Task brief — Copy out the data below. Keep every word as it is.

# # #

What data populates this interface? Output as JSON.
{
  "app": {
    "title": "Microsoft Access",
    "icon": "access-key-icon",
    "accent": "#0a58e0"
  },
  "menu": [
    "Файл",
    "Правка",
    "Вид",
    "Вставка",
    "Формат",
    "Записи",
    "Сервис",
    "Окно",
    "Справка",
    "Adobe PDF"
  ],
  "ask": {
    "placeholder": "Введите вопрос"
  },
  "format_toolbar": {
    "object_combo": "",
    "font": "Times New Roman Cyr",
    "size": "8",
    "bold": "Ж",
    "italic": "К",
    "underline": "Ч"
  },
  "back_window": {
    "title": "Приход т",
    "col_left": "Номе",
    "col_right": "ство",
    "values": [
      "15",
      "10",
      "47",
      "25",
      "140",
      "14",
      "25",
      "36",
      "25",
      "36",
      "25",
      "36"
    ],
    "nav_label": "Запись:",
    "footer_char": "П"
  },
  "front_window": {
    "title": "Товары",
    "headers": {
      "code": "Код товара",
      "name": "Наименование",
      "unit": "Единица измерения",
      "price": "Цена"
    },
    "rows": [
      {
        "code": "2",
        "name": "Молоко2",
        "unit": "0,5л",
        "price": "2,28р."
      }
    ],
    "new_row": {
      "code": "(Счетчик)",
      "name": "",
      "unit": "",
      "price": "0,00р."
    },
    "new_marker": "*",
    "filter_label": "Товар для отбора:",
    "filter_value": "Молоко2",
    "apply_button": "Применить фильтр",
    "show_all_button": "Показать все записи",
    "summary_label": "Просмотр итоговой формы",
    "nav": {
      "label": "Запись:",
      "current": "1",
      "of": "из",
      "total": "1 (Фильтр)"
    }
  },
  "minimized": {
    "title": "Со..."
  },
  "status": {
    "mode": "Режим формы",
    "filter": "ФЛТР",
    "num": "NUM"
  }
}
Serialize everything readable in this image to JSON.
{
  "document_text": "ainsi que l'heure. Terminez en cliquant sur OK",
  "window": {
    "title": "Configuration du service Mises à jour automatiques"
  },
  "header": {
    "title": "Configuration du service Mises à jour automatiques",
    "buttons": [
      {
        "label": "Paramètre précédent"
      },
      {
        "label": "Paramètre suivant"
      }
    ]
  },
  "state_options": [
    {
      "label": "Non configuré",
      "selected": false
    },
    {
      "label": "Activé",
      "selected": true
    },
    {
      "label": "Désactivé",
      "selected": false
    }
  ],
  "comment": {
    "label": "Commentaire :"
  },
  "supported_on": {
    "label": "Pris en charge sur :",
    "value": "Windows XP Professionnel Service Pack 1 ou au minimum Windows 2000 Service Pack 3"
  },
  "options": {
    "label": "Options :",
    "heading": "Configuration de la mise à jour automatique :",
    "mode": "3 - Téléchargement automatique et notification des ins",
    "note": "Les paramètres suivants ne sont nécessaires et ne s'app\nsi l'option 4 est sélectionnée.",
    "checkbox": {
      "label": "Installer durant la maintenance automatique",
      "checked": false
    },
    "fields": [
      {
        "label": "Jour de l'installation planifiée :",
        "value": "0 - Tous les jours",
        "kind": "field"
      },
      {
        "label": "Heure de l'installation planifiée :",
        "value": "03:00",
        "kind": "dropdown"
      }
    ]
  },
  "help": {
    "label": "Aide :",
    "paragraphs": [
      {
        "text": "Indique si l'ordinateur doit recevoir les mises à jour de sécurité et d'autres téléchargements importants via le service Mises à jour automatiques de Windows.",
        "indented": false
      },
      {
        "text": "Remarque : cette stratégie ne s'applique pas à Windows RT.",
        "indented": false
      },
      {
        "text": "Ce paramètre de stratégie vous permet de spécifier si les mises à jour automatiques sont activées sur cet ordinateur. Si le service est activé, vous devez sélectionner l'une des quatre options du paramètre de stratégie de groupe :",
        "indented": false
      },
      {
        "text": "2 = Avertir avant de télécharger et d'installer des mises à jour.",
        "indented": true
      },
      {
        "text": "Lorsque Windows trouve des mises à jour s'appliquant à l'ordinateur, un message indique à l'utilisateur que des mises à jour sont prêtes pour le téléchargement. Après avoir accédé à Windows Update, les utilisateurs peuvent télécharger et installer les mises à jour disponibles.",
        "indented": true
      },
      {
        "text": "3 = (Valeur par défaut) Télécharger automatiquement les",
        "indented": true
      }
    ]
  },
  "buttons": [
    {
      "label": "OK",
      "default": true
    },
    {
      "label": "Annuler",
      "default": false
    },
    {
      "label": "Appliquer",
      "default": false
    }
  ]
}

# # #

Answer box —
What data populates this interface? Output as JSON.
{
  "app": {
    "title": "Microsoft Access",
    "icon": "access-key-icon",
    "accent": "#0a58e0"
  },
  "menu": [
    "Файл",
    "Правка",
    "Вид",
    "Вставка",
    "Формат",
    "Записи",
    "Сервис",
    "Окно",
    "Справка",
    "Adobe PDF"
  ],
  "ask": {
    "placeholder": "Введите вопрос"
  },
  "format_toolbar": {
    "object_combo": "",
    "font": "Times New Roman Cyr",
    "size": "8",
    "bold": "Ж",
    "italic": "К",
    "underline": "Ч"
  },
  "back_window": {
    "title": "Приход т",
    "col_left": "Номе",
    "col_right": "ство",
    "values": [
      "15",
      "10",
      "47",
      "25",
      "140",
      "14",
      "25",
      "36",
      "25",
      "36",
      "25",
      "36"
    ],
    "nav_label": "Запись:",
    "footer_char": "П"
  },
  "front_window": {
    "title": "Товары",
    "headers": {
      "code": "Код товара",
      "name": "Наименование",
      "unit": "Единица измерения",
      "price": "Цена"
    },
    "rows": [
      {
        "code": "2",
        "name": "Молоко2",
        "unit": "0,5л",
        "price": "2,28р."
      }
    ],
    "new_row": {
      "code": "(Счетчик)",
      "name": "",
      "unit": "",
      "price": "0,00р."
    },
    "new_marker": "*",
    "filter_label": "Товар для отбора:",
    "filter_value": "Молоко2",
    "apply_button": "Применить фильтр",
    "show_all_button": "Показать все записи",
    "summary_label": "Просмотр итоговой формы",
    "nav": {
      "label": "Запись:",
      "current": "1",
      "of": "из",
      "total": "1 (Фильтр)"
    }
  },
  "minimized": {
    "title": "Со..."
  },
  "status": {
    "mode": "Режим формы",
    "filter": "ФЛТР",
    "num": "NUM"
  }
}
Serialize everything readable in this image to JSON.
{
  "document_text": "ainsi que l'heure. Terminez en cliquant sur OK",
  "window": {
    "title": "Configuration du service Mises à jour automatiques"
  },
  "header": {
    "title": "Configuration du service Mises à jour automatiques",
    "buttons": [
      {
        "label": "Paramètre précédent"
      },
      {
        "label": "Paramètre suivant"
      }
    ]
  },
  "state_options": [
    {
      "label": "Non configuré",
      "selected": false
    },
    {
      "label": "Activé",
      "selected": true
    },
    {
      "label": "Désactivé",
      "selected": false
    }
  ],
  "comment": {
    "label": "Commentaire :"
  },
  "supported_on": {
    "label": "Pris en charge sur :",
    "value": "Windows XP Professionnel Service Pack 1 ou au minimum Windows 2000 Service Pack 3"
  },
  "options": {
    "label": "Options :",
    "heading": "Configuration de la mise à jour automatique :",
    "mode": "3 - Téléchargement automatique et notification des ins",
    "note": "Les paramètres suivants ne sont nécessaires et ne s'app\nsi l'option 4 est sélectionnée.",
    "checkbox": {
      "label": "Installer durant la maintenance automatique",
      "checked": false
    },
    "fields": [
      {
        "label": "Jour de l'installation planifiée :",
        "value": "0 - Tous les jours",
        "kind": "field"
      },
      {
        "label": "Heure de l'installation planifiée :",
        "value": "03:00",
        "kind": "dropdown"
      }
    ]
  },
  "help": {
    "label": "Aide :",
    "paragraphs": [
      {
        "text": "Indique si l'ordinateur doit recevoir les mises à jour de sécurité et d'autres téléchargements importants via le service Mises à jour automatiques de Windows.",
        "indented": false
      },
      {
        "text": "Remarque : cette stratégie ne s'applique pas à Windows RT.",
        "indented": false
      },
      {
        "text": "Ce paramètre de stratégie vous permet de spécifier si les mises à jour automatiques sont activées sur cet ordinateur. Si le service est activé, vous devez sélectionner l'une des quatre options du paramètre de stratégie de groupe :",
        "indented": false
      },
      {
        "text": "2 = Avertir avant de télécharger et d'installer des mises à jour.",
        "indented": true
      },
      {
        "text": "Lorsque Windows trouve des mises à jour s'appliquant à l'ordinateur, un message indique à l'utilisateur que des mises à jour sont prêtes pour le téléchargement. Après avoir accédé à Windows Update, les utilisateurs peuvent télécharger et installer les mises à jour disponibles.",
        "indented": true
      },
      {
        "text": "3 = (Valeur par défaut) Télécharger automatiquement les",
        "indented": true
      }
    ]
  },
  "buttons": [
    {
      "label": "OK",
      "default": true
    },
    {
      "label": "Annuler",
      "default": false
    },
    {
      "label": "Appliquer",
      "default": false
    }
  ]
}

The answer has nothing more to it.